When it comes to Calgary’s condo market, realtors try to avoid the word slump. Unstable, perhaps. Flux. Or a somewhat sluggish rollercoaster.
And the blame is not only on the pandemic. Particularly in Calgary real estate, condos have been broadsided by a quadruple whammy. An oversupply. A spiked benchmark mortgage stress test rate that limits affordability for many buyers. Lockdowns and other pandemic impacts. And work-by-remote consumer trends.
According to the Altus Group Global Property Development Trends Report, Calgary’s apartment condo prices fell slightly, month-over-month, they were up by three per cent, year-over-year, to $258,609.
With the drastic fluctuations of the past eight months or so, it’s iffy to try and track and project the shifts of the Calgary real estate market, particularly the battered Calgary condo market. “From January until May of this year, there was some strong condo activity,” says Raymond Wong, vice president of Data Operations and Data Solutions at Altus Group.
“With pent up demand from 2020, a few owners with increasing prices were finally able to sell off existing condos at more favourable values. The first half of the year was exceptionally active to the carry over in demand from purchasers in 2020. Sales activity is probably slowing and the remainder of the year may see a return of pre-pandemic seasonal patterns.
While the pandemic ripples are the legitimate cause of many aspects of Calgary business and the Calgary economy and because affordability is an important real estate factor, COVID-19 doesn’t get much blame for the ongoing Calgary condo situation. “Over-supply is the main issue in the Calgary market rather than affordability, although purchaser power has been reduced with the introduction of the new mortgage stress test,” Wong pointed out.
“Some of the project launches that were supposed to occur in 2020 (based on a little uncertainty), instead were launched in 2021 capitalizing on strong demand and increase in consumer confidence. The number of new openings in Q2 2021 were double that of Q1 2021. And 11 projects launched in Q2, and six in Q1. Inventory levels based on the sales activity in the first half of 2021 have significantly lowered.”
According to Ann-Marie Lurie, the knowledgeable chief economist with CREB, “In terms of the apartment condominium market, one of the biggest challenges is the supply. The resale side of the market has struggled with the competition coming from the new builds.
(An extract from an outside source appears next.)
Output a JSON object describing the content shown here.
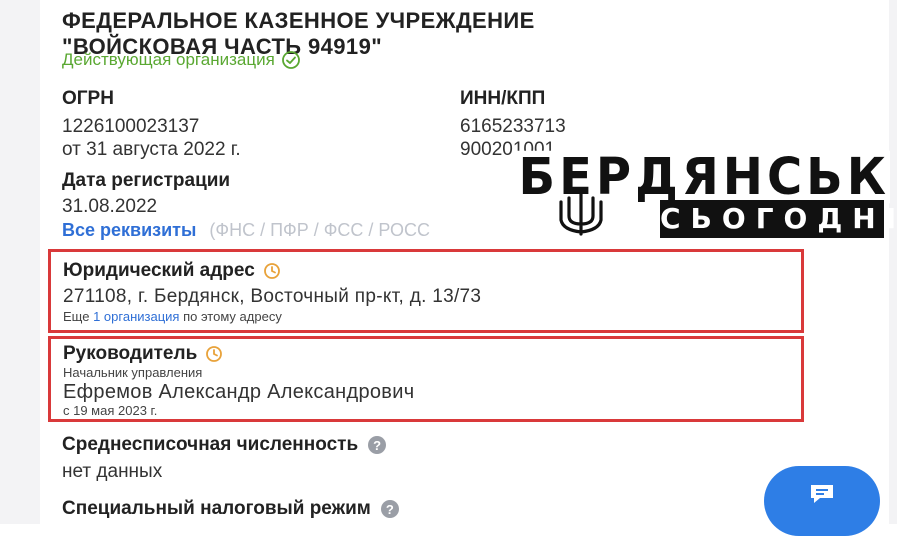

“Despite some gains in prices over the past year, prices still remain over 15 per cent below previous highs. This is the only segment of the market that did not see conditions shift to favour the buyer, at the best point conditions were considered balanced. Recently we have seen supply levels rise again relative to the demand, and prices have trended down compared to earlier in the year.”
Altus’ Raymond Wong doesn’t consider the Calgary condo situation a slump. “Some buyers postponed their purchases in 2020 and moved to 2021, causing a big increase activity in the first half of 2021. Sales and new project launches are up in 2021 compared to 2020. This year’s sales will likely surpass 2019 activity, likely due to the pent-up demand and hesitation from potential purchasers in 2020, pushing their purchases into 2021.”
Gord Piper, broker at TSW Real Estate Group/CIR Realty is one of Calgary’s most respected condo specialists. “It’s good to judge the condo market by supply and demand and the number of months of inventory on the market. Over four months is a buyer’s market, 2.4 to 4.0 months is a balanced market and under 2.4 months is a seller’s market. We are currently at 5.3 months of inventory, so we are very much in a buyer’s market.
“The Calgary condo market went out of balance in 2015. The situation is 80 per cent a supply problem, caused mostly by new builds. Affordability may also be a reason,” he says, “but also the condo fees that have been steadily increasing. It’s common to see monthly fees over $500.”
According to Calgary condo experts, the 2022 outlook seems to be more-of-the- same. “Continued construction costs will continue to push prices higher,” Wong says. “Townhomes and low-rise will likely continue to be most in demand with purchasers seeking more space, especially for young families. Sales will likely return to normal, but unlikely to have the same sales activity surge we saw in the first half of 2021.”
CREB’s Lurie cautions that, “Until we see a rebound in migration, the Calgary condominium market will continue to struggle with elevated supply levels, relative to the demand in the market. This will prevent any significant movement on prices as we move into 2022.”
Piper says an improvement in Calgary’s condo market “would take a slowing of new-builds, although I don’t see that happening as builders are making money.
Also, more desirability to live downtown, but because COVID has had a negative effect on the number of people that want to live downtown since they can work by remote.
“I’m positive and hopeful but I believe we will stay in a condo buyer’s market throughout 2022, and it could take five years to see substantial changes.”